arter him—oh, my eye!" The vivid imagination of Master Bates presented the scene before him in too strong colours.

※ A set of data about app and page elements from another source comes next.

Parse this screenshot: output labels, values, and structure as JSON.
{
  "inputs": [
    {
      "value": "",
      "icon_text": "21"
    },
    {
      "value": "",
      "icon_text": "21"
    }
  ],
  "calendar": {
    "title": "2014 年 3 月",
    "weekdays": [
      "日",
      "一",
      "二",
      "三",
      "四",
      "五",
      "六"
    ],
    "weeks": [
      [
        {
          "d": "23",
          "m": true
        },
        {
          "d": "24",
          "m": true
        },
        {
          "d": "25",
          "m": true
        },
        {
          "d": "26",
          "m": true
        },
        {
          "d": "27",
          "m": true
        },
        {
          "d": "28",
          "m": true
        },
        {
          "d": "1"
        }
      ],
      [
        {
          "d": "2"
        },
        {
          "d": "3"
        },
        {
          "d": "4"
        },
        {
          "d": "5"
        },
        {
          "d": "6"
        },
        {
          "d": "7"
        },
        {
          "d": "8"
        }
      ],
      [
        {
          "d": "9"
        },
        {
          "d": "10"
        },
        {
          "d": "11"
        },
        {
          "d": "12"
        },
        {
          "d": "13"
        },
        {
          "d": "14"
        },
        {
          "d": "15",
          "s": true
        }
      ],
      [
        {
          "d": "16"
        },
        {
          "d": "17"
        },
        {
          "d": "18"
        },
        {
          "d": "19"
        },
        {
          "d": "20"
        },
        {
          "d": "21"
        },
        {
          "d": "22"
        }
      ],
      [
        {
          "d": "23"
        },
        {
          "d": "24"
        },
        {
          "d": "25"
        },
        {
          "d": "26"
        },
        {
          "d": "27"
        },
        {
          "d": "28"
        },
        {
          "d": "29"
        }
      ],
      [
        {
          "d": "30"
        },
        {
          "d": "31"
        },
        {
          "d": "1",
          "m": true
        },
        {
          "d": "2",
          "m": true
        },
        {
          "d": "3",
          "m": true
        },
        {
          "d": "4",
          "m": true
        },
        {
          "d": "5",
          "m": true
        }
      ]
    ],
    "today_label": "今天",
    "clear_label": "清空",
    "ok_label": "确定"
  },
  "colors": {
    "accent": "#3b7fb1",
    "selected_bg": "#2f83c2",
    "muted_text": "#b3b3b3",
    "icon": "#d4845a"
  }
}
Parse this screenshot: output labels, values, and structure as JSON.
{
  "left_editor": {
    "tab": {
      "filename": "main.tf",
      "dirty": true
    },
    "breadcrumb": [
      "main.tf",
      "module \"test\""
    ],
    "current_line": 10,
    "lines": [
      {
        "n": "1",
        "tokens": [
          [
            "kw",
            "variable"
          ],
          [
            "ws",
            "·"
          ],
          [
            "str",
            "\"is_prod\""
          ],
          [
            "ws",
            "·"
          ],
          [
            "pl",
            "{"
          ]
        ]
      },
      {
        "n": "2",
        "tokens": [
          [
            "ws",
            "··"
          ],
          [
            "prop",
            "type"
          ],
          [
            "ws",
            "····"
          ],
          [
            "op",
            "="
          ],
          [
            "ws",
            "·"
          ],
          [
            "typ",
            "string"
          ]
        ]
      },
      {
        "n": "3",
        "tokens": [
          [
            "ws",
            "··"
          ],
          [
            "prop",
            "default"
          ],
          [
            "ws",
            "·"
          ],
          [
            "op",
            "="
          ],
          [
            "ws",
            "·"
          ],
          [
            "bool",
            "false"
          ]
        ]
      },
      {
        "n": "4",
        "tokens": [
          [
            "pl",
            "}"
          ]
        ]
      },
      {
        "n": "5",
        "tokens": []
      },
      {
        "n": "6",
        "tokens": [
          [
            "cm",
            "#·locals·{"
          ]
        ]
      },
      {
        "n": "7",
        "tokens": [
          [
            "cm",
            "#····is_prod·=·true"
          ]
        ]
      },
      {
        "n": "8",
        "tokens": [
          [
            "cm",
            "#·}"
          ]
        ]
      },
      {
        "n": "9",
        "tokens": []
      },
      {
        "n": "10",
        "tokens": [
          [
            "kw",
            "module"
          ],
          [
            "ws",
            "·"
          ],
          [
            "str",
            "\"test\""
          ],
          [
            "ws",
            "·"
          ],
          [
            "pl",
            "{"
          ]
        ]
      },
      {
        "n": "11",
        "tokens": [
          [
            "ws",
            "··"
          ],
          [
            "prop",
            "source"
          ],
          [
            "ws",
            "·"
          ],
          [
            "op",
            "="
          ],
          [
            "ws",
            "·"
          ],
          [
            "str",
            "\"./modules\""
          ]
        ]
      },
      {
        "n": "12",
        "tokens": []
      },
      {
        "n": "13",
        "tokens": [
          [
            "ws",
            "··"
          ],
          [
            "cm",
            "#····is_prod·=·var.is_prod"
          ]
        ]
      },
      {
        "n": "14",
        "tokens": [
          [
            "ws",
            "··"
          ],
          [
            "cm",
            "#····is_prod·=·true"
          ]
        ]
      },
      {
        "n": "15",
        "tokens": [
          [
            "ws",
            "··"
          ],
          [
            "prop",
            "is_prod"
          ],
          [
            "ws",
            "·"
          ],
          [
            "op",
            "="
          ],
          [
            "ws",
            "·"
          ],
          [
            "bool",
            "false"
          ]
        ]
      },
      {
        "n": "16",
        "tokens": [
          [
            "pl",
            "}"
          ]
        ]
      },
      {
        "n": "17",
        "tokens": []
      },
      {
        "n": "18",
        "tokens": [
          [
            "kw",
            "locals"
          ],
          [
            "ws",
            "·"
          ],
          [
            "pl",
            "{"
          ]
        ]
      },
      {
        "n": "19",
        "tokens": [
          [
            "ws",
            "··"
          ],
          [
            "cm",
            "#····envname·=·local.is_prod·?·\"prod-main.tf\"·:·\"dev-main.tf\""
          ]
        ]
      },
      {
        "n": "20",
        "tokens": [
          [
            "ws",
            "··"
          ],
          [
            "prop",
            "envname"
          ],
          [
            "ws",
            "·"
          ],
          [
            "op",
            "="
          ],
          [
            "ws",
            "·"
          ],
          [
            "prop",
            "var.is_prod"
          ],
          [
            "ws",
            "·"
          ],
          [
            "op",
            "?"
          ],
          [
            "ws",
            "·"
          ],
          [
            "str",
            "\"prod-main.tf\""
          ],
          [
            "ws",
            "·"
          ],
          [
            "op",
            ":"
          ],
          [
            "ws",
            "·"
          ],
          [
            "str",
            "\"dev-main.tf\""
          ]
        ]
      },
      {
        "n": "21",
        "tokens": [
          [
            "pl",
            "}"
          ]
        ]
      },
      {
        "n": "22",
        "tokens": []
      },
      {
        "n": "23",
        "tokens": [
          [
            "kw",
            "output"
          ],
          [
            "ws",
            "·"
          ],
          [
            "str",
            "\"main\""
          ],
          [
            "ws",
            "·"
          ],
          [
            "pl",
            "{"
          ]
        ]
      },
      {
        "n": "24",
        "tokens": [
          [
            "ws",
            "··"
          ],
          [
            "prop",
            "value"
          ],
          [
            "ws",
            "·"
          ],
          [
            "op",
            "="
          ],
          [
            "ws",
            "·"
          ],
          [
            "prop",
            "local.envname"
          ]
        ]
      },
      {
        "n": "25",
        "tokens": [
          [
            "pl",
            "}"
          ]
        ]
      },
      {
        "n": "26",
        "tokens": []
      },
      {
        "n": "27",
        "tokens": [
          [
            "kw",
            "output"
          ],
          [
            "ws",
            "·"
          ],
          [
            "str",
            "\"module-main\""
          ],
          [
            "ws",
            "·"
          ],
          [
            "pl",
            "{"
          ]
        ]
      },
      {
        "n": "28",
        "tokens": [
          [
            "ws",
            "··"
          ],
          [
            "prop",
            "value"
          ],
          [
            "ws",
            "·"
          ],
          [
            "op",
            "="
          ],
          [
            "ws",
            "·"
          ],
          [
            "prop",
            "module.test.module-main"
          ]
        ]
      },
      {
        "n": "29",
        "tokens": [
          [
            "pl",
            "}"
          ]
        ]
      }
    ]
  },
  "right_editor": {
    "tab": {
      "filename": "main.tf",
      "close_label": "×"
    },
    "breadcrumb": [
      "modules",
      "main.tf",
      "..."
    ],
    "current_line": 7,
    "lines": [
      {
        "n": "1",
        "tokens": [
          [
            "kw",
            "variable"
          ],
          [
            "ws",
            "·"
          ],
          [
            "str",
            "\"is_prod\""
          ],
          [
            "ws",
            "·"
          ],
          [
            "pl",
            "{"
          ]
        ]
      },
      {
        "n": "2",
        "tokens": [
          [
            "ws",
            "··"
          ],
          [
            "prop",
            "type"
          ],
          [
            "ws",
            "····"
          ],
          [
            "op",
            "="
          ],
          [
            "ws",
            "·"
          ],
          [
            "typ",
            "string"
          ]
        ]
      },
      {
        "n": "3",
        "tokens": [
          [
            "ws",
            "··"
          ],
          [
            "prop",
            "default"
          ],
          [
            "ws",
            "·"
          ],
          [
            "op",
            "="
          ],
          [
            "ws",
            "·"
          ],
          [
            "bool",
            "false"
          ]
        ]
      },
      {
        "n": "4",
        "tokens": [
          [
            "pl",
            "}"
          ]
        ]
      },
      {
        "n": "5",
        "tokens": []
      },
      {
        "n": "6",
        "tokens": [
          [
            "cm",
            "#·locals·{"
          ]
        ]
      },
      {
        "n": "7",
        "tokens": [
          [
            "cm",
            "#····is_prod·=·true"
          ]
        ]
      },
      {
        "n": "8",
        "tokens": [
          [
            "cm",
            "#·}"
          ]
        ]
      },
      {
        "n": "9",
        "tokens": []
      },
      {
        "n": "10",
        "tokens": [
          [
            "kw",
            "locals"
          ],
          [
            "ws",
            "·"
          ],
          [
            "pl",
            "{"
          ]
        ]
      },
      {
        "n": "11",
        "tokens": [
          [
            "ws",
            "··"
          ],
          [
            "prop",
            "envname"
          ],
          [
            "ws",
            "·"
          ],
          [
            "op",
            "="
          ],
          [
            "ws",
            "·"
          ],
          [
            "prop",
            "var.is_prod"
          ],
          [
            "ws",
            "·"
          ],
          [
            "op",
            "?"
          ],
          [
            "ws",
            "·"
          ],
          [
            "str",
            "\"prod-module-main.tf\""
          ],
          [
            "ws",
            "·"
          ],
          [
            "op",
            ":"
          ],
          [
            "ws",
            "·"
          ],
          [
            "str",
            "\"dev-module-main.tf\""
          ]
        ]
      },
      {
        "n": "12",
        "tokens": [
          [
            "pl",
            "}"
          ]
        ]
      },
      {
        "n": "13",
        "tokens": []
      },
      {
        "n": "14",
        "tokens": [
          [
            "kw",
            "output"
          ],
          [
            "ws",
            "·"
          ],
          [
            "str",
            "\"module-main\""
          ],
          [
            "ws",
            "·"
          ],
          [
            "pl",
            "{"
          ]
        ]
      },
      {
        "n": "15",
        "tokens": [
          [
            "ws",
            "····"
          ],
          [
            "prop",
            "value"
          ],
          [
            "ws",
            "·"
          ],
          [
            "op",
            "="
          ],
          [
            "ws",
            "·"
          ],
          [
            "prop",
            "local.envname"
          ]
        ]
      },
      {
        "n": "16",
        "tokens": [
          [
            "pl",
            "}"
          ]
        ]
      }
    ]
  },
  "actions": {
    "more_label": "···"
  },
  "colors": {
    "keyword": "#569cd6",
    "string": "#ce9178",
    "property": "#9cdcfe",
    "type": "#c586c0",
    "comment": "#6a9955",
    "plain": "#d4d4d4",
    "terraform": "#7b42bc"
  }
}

As he arrived at this apostrophe, he again rolled upon the doorstep, and laughed louder than before.
"What 'll Fagin say?" inquired the Dodger, taking advantage of the next interval of breathlessness on the part of his friend to propound the question.
"What!" repeated Charley Bates.
"Ah, what?" said the Dodger.
"Why, what should he say?" inquired Charley, stopping rather suddenly in his merriment, for the Dodger's manner was impressive; "what should he say?"
Mr. Dawkins whistled for a couple of minutes, and then, taking off his hat, scratched his head and nodded thrice.
"What do you mean?" said Charley.
"Toor rul lol loo, gammon and spinnage, the frog he wouldn't, and high cockolorum," said the Dodger, with a slight sneer on his intellectual countenance.
This was explanatory, but not satisfactory.